» ABOUT THIS EXERCISE
Find and copy each line of the records where the string "heading" shows up.

Items from an interface collection
────────

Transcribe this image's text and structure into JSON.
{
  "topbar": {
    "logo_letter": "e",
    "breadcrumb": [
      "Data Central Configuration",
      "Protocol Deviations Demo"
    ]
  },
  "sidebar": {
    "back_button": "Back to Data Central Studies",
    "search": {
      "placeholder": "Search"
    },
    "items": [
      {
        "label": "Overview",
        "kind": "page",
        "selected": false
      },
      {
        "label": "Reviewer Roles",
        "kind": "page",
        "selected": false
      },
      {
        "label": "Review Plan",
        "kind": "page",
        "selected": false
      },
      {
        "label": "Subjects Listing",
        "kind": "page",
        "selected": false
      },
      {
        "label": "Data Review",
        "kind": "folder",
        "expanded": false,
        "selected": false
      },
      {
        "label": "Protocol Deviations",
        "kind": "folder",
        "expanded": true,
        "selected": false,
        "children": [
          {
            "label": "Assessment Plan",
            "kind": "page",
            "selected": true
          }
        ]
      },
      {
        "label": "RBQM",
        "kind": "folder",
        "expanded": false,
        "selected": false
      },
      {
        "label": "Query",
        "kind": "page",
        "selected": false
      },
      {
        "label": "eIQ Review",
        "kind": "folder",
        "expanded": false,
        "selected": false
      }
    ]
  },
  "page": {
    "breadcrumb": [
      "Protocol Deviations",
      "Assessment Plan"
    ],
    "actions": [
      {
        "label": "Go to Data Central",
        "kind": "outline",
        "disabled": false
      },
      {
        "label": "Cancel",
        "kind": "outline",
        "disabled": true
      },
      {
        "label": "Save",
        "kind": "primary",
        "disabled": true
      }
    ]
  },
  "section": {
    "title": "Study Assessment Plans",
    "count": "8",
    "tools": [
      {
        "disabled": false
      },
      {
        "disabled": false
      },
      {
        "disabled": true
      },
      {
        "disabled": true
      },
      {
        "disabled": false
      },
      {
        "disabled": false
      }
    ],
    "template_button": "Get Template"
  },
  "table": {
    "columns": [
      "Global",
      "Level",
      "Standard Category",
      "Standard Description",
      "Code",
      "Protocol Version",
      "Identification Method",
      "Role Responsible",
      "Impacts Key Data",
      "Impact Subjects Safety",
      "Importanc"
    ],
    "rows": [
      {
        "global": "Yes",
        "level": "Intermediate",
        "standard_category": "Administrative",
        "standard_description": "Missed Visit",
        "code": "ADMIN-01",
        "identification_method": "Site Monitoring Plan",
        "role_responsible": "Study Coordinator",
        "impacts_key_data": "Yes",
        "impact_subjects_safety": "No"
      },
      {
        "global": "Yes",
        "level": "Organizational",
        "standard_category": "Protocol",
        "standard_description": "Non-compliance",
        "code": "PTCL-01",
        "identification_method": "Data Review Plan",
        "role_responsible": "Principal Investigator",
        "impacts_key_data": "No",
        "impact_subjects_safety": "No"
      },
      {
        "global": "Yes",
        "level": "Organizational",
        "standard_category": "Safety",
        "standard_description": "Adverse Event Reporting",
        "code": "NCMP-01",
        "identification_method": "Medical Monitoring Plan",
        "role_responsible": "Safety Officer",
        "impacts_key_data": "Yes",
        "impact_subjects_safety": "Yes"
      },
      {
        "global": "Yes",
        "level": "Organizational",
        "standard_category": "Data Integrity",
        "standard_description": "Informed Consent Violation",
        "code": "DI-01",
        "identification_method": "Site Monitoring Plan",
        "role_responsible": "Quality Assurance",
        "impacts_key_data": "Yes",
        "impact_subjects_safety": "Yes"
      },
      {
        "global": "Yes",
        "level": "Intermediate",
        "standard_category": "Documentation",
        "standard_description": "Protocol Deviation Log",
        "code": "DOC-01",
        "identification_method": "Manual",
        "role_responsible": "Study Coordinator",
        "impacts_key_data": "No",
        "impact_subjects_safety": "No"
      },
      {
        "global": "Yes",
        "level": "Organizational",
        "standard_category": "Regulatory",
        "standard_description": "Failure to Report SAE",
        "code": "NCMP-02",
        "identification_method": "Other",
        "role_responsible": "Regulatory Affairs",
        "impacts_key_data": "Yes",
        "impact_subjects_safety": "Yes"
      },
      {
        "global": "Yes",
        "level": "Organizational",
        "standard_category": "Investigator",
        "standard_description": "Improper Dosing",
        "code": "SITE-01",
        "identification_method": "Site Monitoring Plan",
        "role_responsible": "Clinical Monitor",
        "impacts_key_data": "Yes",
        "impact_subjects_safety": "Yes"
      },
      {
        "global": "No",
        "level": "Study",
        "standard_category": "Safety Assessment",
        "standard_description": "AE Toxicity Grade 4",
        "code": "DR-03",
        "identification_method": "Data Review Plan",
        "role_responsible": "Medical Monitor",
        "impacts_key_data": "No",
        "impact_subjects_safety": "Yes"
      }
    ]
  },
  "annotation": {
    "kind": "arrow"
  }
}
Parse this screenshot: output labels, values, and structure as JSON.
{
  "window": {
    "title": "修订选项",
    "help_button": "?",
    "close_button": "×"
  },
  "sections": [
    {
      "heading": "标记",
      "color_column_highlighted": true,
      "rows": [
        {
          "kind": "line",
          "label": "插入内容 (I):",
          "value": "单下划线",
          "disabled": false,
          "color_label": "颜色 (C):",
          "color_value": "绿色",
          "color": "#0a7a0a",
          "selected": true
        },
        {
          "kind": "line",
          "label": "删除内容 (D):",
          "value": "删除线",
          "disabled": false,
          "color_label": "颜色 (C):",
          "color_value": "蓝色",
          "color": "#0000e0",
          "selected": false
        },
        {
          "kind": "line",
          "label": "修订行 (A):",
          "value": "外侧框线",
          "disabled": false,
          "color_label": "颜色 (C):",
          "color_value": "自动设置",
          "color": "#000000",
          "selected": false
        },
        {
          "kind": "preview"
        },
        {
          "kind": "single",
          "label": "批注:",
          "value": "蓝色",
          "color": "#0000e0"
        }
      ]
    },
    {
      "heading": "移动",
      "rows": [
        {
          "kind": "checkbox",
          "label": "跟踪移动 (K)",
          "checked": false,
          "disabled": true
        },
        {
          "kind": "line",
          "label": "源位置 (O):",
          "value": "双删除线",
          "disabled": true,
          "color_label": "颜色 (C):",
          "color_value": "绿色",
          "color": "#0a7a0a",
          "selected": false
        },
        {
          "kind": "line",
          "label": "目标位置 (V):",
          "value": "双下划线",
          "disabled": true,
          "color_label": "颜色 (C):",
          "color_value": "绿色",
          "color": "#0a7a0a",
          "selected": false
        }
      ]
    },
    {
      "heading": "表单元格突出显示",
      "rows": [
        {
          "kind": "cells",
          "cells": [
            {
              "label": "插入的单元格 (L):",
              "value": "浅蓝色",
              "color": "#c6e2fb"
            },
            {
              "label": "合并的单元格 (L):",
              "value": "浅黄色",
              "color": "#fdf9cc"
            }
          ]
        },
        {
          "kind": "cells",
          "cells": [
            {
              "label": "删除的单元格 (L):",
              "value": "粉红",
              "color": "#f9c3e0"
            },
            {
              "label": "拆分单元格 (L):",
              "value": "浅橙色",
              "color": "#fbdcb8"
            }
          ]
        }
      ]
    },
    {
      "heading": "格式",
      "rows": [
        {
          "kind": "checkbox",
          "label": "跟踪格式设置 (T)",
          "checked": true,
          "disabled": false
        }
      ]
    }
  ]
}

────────

» OUTPUT OF THE EXERCISE
      "heading": "标记",
      "heading": "移动",
      "heading": "表单元格突出显示",
      "heading": "格式",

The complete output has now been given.